- **Entries from a dataset of interfaces**:
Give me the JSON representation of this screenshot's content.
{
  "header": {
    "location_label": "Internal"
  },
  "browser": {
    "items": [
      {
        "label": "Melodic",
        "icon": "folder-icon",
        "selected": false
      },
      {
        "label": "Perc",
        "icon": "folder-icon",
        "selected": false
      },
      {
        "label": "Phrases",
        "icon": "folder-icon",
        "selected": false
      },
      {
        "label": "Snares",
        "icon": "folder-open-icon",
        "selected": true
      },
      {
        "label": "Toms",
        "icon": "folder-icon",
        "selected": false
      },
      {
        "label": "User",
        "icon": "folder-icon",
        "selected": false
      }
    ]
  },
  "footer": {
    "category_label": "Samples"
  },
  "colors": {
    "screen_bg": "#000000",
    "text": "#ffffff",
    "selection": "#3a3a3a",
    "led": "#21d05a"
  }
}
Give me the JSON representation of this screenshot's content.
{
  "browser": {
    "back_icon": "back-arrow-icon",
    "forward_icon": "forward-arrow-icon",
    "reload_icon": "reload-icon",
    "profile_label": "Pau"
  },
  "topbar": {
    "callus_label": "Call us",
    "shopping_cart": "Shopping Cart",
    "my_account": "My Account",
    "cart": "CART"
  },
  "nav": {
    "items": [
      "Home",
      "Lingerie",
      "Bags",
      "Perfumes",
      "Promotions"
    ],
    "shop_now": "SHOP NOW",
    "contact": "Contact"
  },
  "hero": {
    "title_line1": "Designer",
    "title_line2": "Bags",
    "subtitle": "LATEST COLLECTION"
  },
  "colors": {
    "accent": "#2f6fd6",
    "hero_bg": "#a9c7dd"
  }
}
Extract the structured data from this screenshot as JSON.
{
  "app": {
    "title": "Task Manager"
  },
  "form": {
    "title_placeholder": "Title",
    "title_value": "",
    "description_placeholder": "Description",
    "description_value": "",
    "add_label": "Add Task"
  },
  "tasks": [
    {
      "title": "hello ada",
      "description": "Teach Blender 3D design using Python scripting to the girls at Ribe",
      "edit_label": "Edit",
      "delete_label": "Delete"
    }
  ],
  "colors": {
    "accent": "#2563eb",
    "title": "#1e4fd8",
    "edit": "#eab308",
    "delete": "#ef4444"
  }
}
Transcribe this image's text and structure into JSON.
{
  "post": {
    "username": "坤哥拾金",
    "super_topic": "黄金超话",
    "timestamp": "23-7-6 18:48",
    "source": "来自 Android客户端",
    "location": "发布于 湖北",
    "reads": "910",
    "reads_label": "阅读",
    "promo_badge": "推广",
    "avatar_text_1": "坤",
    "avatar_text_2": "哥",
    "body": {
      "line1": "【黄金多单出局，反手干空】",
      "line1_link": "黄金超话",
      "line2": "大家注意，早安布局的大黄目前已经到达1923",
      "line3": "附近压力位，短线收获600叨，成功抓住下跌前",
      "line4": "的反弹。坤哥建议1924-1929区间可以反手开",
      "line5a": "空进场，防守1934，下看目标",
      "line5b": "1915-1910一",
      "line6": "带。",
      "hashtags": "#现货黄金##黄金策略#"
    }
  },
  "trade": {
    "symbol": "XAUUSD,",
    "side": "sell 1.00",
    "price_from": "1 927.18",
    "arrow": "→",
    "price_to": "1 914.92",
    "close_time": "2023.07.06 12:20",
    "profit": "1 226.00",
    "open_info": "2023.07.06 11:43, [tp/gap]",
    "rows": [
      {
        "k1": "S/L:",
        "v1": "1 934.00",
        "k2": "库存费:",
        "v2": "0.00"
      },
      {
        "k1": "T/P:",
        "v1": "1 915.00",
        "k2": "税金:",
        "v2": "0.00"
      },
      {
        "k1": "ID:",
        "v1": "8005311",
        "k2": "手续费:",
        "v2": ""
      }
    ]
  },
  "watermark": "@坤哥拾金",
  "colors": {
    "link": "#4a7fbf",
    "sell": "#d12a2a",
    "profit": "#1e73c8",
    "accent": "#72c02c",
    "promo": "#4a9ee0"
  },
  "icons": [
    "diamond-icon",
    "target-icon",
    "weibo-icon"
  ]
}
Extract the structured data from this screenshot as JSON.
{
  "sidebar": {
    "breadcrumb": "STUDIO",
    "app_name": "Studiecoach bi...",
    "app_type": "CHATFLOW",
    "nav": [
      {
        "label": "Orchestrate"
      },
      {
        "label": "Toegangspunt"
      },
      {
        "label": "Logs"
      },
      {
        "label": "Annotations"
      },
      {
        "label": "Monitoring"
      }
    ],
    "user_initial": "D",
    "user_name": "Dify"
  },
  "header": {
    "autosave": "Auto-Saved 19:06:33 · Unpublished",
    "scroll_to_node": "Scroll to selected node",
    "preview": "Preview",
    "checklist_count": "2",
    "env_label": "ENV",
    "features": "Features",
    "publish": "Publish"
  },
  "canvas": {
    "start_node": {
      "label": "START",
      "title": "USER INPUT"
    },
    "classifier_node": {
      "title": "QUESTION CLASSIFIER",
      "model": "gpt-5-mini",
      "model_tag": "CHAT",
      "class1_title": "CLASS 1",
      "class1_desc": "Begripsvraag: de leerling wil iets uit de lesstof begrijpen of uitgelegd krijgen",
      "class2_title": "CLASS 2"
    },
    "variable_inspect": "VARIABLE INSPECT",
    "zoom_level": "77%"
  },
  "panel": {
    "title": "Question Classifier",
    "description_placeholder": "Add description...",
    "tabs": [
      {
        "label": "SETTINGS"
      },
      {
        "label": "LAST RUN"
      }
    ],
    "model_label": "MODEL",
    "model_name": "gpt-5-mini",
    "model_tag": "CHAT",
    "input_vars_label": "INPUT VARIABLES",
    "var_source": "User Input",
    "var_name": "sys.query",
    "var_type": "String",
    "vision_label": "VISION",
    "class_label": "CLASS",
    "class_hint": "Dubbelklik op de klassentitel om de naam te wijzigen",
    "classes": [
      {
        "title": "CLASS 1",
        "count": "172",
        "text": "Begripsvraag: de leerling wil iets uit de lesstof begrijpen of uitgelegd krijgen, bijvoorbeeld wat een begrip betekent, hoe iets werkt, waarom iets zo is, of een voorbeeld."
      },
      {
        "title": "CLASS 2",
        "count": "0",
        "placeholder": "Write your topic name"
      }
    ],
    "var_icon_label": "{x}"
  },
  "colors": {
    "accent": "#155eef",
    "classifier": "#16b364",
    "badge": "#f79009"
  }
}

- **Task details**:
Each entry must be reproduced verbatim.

- **Solution below**:
Give me the JSON representation of this screenshot's content.
{
  "header": {
    "location_label": "Internal"
  },
  "browser": {
    "items": [
      {
        "label": "Melodic",
        "icon": "folder-icon",
        "selected": false
      },
      {
        "label": "Perc",
        "icon": "folder-icon",
        "selected": false
      },
      {
        "label": "Phrases",
        "icon": "folder-icon",
        "selected": false
      },
      {
        "label": "Snares",
        "icon": "folder-open-icon",
        "selected": true
      },
      {
        "label": "Toms",
        "icon": "folder-icon",
        "selected": false
      },
      {
        "label": "User",
        "icon": "folder-icon",
        "selected": false
      }
    ]
  },
  "footer": {
    "category_label": "Samples"
  },
  "colors": {
    "screen_bg": "#000000",
    "text": "#ffffff",
    "selection": "#3a3a3a",
    "led": "#21d05a"
  }
}
Give me the JSON representation of this screenshot's content.
{
  "browser": {
    "back_icon": "back-arrow-icon",
    "forward_icon": "forward-arrow-icon",
    "reload_icon": "reload-icon",
    "profile_label": "Pau"
  },
  "topbar": {
    "callus_label": "Call us",
    "shopping_cart": "Shopping Cart",
    "my_account": "My Account",
    "cart": "CART"
  },
  "nav": {
    "items": [
      "Home",
      "Lingerie",
      "Bags",
      "Perfumes",
      "Promotions"
    ],
    "shop_now": "SHOP NOW",
    "contact": "Contact"
  },
  "hero": {
    "title_line1": "Designer",
    "title_line2": "Bags",
    "subtitle": "LATEST COLLECTION"
  },
  "colors": {
    "accent": "#2f6fd6",
    "hero_bg": "#a9c7dd"
  }
}
Extract the structured data from this screenshot as JSON.
{
  "app": {
    "title": "Task Manager"
  },
  "form": {
    "title_placeholder": "Title",
    "title_value": "",
    "description_placeholder": "Description",
    "description_value": "",
    "add_label": "Add Task"
  },
  "tasks": [
    {
      "title": "hello ada",
      "description": "Teach Blender 3D design using Python scripting to the girls at Ribe",
      "edit_label": "Edit",
      "delete_label": "Delete"
    }
  ],
  "colors": {
    "accent": "#2563eb",
    "title": "#1e4fd8",
    "edit": "#eab308",
    "delete": "#ef4444"
  }
}
Transcribe this image's text and structure into JSON.
{
  "post": {
    "username": "坤哥拾金",
    "super_topic": "黄金超话",
    "timestamp": "23-7-6 18:48",
    "source": "来自 Android客户端",
    "location": "发布于 湖北",
    "reads": "910",
    "reads_label": "阅读",
    "promo_badge": "推广",
    "avatar_text_1": "坤",
    "avatar_text_2": "哥",
    "body": {
      "line1": "【黄金多单出局，反手干空】",
      "line1_link": "黄金超话",
      "line2": "大家注意，早安布局的大黄目前已经到达1923",
      "line3": "附近压力位，短线收获600叨，成功抓住下跌前",
      "line4": "的反弹。坤哥建议1924-1929区间可以反手开",
      "line5a": "空进场，防守1934，下看目标",
      "line5b": "1915-1910一",
      "line6": "带。",
      "hashtags": "#现货黄金##黄金策略#"
    }
  },
  "trade": {
    "symbol": "XAUUSD,",
    "side": "sell 1.00",
    "price_from": "1 927.18",
    "arrow": "→",
    "price_to": "1 914.92",
    "close_time": "2023.07.06 12:20",
    "profit": "1 226.00",
    "open_info": "2023.07.06 11:43, [tp/gap]",
    "rows": [
      {
        "k1": "S/L:",
        "v1": "1 934.00",
        "k2": "库存费:",
        "v2": "0.00"
      },
      {
        "k1": "T/P:",
        "v1": "1 915.00",
        "k2": "税金:",
        "v2": "0.00"
      },
      {
        "k1": "ID:",
        "v1": "8005311",
        "k2": "手续费:",
        "v2": ""
      }
    ]
  },
  "watermark": "@坤哥拾金",
  "colors": {
    "link": "#4a7fbf",
    "sell": "#d12a2a",
    "profit": "#1e73c8",
    "accent": "#72c02c",
    "promo": "#4a9ee0"
  },
  "icons": [
    "diamond-icon",
    "target-icon",
    "weibo-icon"
  ]
}
Extract the structured data from this screenshot as JSON.
{
  "sidebar": {
    "breadcrumb": "STUDIO",
    "app_name": "Studiecoach bi...",
    "app_type": "CHATFLOW",
    "nav": [
      {
        "label": "Orchestrate"
      },
      {
        "label": "Toegangspunt"
      },
      {
        "label": "Logs"
      },
      {
        "label": "Annotations"
      },
      {
        "label": "Monitoring"
      }
    ],
    "user_initial": "D",
    "user_name": "Dify"
  },
  "header": {
    "autosave": "Auto-Saved 19:06:33 · Unpublished",
    "scroll_to_node": "Scroll to selected node",
    "preview": "Preview",
    "checklist_count": "2",
    "env_label": "ENV",
    "features": "Features",
    "publish": "Publish"
  },
  "canvas": {
    "start_node": {
      "label": "START",
      "title": "USER INPUT"
    },
    "classifier_node": {
      "title": "QUESTION CLASSIFIER",
      "model": "gpt-5-mini",
      "model_tag": "CHAT",
      "class1_title": "CLASS 1",
      "class1_desc": "Begripsvraag: de leerling wil iets uit de lesstof begrijpen of uitgelegd krijgen",
      "class2_title": "CLASS 2"
    },
    "variable_inspect": "VARIABLE INSPECT",
    "zoom_level": "77%"
  },
  "panel": {
    "title": "Question Classifier",
    "description_placeholder": "Add description...",
    "tabs": [
      {
        "label": "SETTINGS"
      },
      {
        "label": "LAST RUN"
      }
    ],
    "model_label": "MODEL",
    "model_name": "gpt-5-mini",
    "model_tag": "CHAT",
    "input_vars_label": "INPUT VARIABLES",
    "var_source": "User Input",
    "var_name": "sys.query",
    "var_type": "String",
    "vision_label": "VISION",
    "class_label": "CLASS",
    "class_hint": "Dubbelklik op de klassentitel om de naam te wijzigen",
    "classes": [
      {
        "title": "CLASS 1",
        "count": "172",
        "text": "Begripsvraag: de leerling wil iets uit de lesstof begrijpen of uitgelegd krijgen, bijvoorbeeld wat een begrip betekent, hoe iets werkt, waarom iets zo is, of een voorbeeld."
      },
      {
        "title": "CLASS 2",
        "count": "0",
        "placeholder": "Write your topic name"
      }
    ],
    "var_icon_label": "{x}"
  },
  "colors": {
    "accent": "#155eef",
    "classifier": "#16b364",
    "badge": "#f79009"
  }
}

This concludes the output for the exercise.